_Problem_:
Every line below that holds the string "this" should be copied.

(The data)

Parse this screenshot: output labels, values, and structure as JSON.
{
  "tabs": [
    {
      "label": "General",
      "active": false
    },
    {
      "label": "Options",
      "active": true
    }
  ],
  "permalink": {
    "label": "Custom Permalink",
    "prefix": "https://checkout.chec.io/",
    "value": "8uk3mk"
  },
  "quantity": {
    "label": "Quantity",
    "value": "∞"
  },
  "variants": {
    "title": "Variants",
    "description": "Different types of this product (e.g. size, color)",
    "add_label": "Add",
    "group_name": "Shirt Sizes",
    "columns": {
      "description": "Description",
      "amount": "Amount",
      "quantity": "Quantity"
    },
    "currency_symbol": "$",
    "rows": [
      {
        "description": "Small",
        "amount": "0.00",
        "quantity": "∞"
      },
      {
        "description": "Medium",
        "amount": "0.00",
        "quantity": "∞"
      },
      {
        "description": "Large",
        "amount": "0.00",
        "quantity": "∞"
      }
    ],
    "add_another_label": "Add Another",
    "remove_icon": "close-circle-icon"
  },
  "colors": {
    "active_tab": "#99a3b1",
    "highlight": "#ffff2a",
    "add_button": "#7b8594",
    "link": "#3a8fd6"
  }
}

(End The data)

_Task answer_:
Parse this screenshot: output labels, values, and structure as JSON.
    "description": "Different types of this product (e.g. size, color)",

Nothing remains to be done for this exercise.